Our check-in process was a little bumpy, though. The reception area was overseen by a single employee, so the one grumpy guest ahead caused a 10-minute wait. This allowed ample time to inspect the wide, curved entrance hall at least. (A silver lining to all hotel investigators.) On one end was a baby grand piano, booths with latticed back-lit walls, lacquered white tables surrounded by studded club chairs, and a five-seat (unmanned) bar with a backdrop of flat-screen TVs showing Perry Como's "I Wonder Who's Kissing Her Now." Somehow, it didn't all add up to the gloriously old Hollywood vibe I was hoping for -- individual pieces seemed too cheap and contemporary up-close -- but the overall look scored high on the kitsch-o-meter, so far.
Past the reception area is the lobby proper, a mirror-brick-lined hall fringed with separate seating areas that feature shag area rugs, low studded sofas with matte metallic finishes, crystal chandeliers -- even a rhinestone-encrusted pool table. Every side section is centered around a Pop Art-style mosaic of a former legendary guest, like Sinatra and Lucille Ball. It's all very dark and fanciful and disco-y.
The Riviera's six two-story, motel-style buildings have the '60s vibe I was missing in the entry areas. They radiate around the central courtyard in a classic "spoke-wheel" design (which the Riviera allegedly pioneered), enclosing the puzzle-piece-shaped pool, whirlpool, pool bar (part of the new owner's rehaul), and restaurant terrace.
The halls are dizzingly, delightfully retro, with green-and-white trellis-patterned wallpaper and green-and-brown tropical-print carpeting.
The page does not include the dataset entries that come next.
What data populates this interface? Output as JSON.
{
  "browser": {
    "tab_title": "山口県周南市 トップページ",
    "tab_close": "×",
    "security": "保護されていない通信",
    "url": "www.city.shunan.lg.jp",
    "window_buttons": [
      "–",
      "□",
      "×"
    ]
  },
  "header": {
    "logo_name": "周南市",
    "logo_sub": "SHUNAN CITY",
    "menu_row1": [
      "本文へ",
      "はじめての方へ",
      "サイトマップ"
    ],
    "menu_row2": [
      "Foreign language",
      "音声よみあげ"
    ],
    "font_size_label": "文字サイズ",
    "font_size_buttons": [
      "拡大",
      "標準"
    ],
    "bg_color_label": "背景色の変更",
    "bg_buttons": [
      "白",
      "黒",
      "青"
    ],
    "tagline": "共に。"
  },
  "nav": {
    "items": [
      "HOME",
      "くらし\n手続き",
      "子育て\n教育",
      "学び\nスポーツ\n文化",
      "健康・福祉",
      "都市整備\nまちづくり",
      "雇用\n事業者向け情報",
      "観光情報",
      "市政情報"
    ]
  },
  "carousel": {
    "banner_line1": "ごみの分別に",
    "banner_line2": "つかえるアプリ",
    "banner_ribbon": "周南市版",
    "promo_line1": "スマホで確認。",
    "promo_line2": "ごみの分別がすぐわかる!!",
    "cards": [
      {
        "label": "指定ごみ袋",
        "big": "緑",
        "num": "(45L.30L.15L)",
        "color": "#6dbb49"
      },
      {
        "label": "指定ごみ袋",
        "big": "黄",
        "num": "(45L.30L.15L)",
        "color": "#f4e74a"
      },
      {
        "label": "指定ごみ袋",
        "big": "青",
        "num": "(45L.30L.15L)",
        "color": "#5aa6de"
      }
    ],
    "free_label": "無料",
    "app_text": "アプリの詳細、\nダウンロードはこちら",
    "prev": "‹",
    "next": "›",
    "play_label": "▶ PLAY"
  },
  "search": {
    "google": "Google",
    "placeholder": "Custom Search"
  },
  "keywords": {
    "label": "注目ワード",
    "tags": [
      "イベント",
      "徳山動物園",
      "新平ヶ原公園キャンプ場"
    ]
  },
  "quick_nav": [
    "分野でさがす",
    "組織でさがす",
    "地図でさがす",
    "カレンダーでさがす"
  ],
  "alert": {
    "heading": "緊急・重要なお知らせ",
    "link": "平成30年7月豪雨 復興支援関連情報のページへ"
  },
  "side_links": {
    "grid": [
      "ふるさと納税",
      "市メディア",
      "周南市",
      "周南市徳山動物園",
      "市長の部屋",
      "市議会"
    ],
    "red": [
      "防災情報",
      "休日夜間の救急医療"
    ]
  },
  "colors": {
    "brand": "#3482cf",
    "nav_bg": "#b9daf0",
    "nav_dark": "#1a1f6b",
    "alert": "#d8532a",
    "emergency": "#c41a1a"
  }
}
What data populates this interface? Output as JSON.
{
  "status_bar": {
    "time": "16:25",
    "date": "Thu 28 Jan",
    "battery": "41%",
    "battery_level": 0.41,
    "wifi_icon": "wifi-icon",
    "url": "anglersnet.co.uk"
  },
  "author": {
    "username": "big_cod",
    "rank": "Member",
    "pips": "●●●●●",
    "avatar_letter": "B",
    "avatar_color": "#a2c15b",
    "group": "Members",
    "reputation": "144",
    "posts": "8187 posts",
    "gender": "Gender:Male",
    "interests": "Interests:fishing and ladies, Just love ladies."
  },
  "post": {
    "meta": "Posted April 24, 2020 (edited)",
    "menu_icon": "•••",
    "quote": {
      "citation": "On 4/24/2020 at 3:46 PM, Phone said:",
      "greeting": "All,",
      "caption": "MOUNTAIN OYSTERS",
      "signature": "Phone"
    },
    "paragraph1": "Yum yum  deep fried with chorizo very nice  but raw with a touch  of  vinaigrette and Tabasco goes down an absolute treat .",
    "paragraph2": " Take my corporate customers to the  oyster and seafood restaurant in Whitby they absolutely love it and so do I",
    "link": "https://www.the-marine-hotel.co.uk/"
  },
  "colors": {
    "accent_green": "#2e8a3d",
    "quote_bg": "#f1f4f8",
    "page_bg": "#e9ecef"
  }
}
Though not quite the temple to mid-century taste I was envisioning, the room was nonetheless a visual knockout, with a super-high, white-leather headboard with nailhead trim, another Warhol-esque mosaic, a modernist brass bubble mirror, and lots of lacquer and lucite details. It was the same whimsical-retro look as the one in the common areas, but brighter and lighter. It still struck me as more cartoon-y than cool, but I was ready to play along.
Plus, the hotel's wagon-wheel layout allows all 398 rooms to have balconies or terraces that look out onto the pool area or the well-manicured side yards dotted with palm trees and fire pits. Our Junior Suite view mostly looked over the roof of the walkway connecting the buildings, but we could crane our necks to see a glimpse of the pool. Plus, the San Jacinto mountains were, like, right there.
Although I had a hard time imagining Rat Packers swilling martinis in the retro-nouveau rooms and lobby, the pool area had significant old-school glitz, making a step back in time a bit easier. (Sadly, I was there midweek, so I missed a visit to the property's The Starlite Lounge, which presumably retains the most glamour from the hotel's golden age.) The large, curvy pool and nearby hot tub were heaven for my weary limbs, fatigued after a day of hiking at Joshua Tree. In my nearly three-hour late-night reign over the whirlpool, I met what seemed to be a snapshot of the hotel's typical guests: a mix of families, older couples, and girls-night-out groups.
When I was there, I remember thinking that some of the design choices felt like a shiny veneer slapped over an awesome vintage frame. The Riviera I stayed at earlier this month was almost the mod masterpiece I wanted it to be, but not quite. The Riviera I envisioned was a trippy, Vegas-style desert hideaway that stylistically tipped its hat to its former self, a glam Hollywood haunt where the party never stopped. Of course the party fizzled by the time I showed up, but when I think back on my night there, it was nonetheless the perfect Palm Springs pitstop; it demonstrated Palms Spring today, and reminded me that we can remember the '60s, but can never really do them justice. As Bob Hope would say (or sing, rather): Thanks for the memory.